Sunday's "shittiest" party — at least as intended and self-proclaimed — should be the cleverly named Shit Show at the TV Lounge (2548 Grand River Ave., Detroit), where 20 DJs and live performers will yank your chain for almost 20 hours, beginning at 3 a.m. and ending the following evening at 10 p.m. Show up to see Downriver's Derek Plaslaiko (now rocking the Bunker in NYC), Boston's Soul Clap, Le Loup (Paris), Spectral's Todd Osborne, Kyle Hall (FXHE/Hyperdub/NonPlus+/Wild Oats) and Darkcube (live). Hot on that party's heels in the same venue comes Resolute, a Vacant and Dumb-Unit Showcase, starting at 11 p.m. Performers include Alex Smoke (live), Jeremy P. Caulfield, Dario Zenker, Alexi Delano + Camea and Ghostly's Kate Simko.
Last year's Boat Party was one of the highlights of the 2009 after-party scene. If you could get on the boat, that is. This year's river cruise should be an equally tough ticket, what with Ricardo Villalobos on board. Also adding to the high demand of the cruise will be performances by Carl Craig, Stacey Pullen and Panoramabar's Cassy.
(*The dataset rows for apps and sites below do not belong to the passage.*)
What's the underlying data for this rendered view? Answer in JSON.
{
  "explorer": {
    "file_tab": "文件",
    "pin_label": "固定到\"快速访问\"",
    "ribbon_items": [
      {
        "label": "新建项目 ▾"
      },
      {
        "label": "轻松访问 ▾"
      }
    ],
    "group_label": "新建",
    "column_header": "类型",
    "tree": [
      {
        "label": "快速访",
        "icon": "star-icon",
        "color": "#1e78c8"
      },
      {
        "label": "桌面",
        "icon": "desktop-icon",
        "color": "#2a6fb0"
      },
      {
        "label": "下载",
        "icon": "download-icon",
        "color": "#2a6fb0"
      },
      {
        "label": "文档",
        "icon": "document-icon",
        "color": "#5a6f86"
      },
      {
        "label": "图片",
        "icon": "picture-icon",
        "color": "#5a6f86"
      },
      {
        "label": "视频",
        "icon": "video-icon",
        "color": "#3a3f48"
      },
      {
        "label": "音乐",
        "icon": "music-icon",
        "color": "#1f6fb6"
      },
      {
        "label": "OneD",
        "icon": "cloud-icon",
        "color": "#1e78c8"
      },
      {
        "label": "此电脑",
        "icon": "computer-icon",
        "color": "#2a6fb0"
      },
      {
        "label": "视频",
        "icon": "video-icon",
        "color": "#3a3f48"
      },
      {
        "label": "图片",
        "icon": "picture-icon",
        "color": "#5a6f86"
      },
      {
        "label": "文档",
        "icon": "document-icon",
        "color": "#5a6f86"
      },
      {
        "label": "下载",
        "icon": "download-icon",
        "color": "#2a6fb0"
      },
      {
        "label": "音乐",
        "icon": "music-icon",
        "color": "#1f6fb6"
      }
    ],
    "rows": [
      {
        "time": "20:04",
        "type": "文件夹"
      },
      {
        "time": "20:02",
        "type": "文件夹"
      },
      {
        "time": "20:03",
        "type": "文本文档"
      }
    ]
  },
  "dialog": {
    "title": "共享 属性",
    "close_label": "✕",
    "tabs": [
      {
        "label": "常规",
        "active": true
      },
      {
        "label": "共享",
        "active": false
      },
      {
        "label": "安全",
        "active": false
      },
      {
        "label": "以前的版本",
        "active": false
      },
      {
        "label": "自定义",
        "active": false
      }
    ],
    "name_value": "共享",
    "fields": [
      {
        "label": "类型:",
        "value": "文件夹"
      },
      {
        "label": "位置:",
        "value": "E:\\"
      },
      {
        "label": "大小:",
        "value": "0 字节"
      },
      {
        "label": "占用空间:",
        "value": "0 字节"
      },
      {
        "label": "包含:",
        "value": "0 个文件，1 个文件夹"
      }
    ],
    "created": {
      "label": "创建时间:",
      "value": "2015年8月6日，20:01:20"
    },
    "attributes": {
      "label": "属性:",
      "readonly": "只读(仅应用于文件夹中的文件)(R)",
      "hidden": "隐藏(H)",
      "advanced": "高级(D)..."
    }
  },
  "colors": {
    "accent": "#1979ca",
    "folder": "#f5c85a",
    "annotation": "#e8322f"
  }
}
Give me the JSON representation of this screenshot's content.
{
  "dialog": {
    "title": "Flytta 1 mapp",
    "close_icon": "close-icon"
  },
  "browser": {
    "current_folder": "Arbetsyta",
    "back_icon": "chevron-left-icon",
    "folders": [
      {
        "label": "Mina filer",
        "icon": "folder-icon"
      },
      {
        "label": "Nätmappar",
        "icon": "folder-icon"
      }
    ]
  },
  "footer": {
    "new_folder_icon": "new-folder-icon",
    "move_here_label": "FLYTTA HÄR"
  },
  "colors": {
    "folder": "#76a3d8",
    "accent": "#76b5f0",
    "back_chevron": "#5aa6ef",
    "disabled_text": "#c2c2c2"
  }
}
Details including departure time, cost of tickets and how to get them can be found at: tinyurl.com/38v53g6. Good luck and bon voyage!
If you'd prefer to do your partying on land, however, a lovely alternative is Moodymann's Soul Skate at the Northland Roller Skating Center (22311 W. Eight Mile Rd., Detroit). Free soul food is included with the $15 admission. Can't beat that, baby.
But are there any parties on Monday? Of course, there are parties in Detroit on Monday! Need I Say More Part 5 returns to the scene of earlier crimes at the Old Miami (3930 Cass Ave., Detroit). Party favors will be provided by Ryan Crosson, Shaun Reeves, Matt Toffrey, Masomenos, Bill Patrick, Troxler and Lee Curtiss. It's $10. Then back at the Works, check in on Fuk the Aristocrats, starring Bryan Zentz, John Selway, Dustin Zahn, Drumcell, Phoenicia, Kero vs. Corbin and more. If you still have $20 in your pocket, go for it. What else do you have to do on a Tuesday anyway?
Last but surely not least, disco-punk hippies will be delighted to hear that DJ Harvey is in town to mix it up at the TV Lounge. He's likely to play anything, especially if it's on his own Black Cock Records, which began issuing pirate productions and edits way back in 1995. (P.S. Some of those records are available at Detroit Threads (10238 Joseph Campau, Hamtramck) which has extended hours all weekend and will host special in-store DJ guests, including Pirahnahead, the Blackman, Aaron-Carl, Andy Garcia and more still to be announced. Best of all: It's free, man.)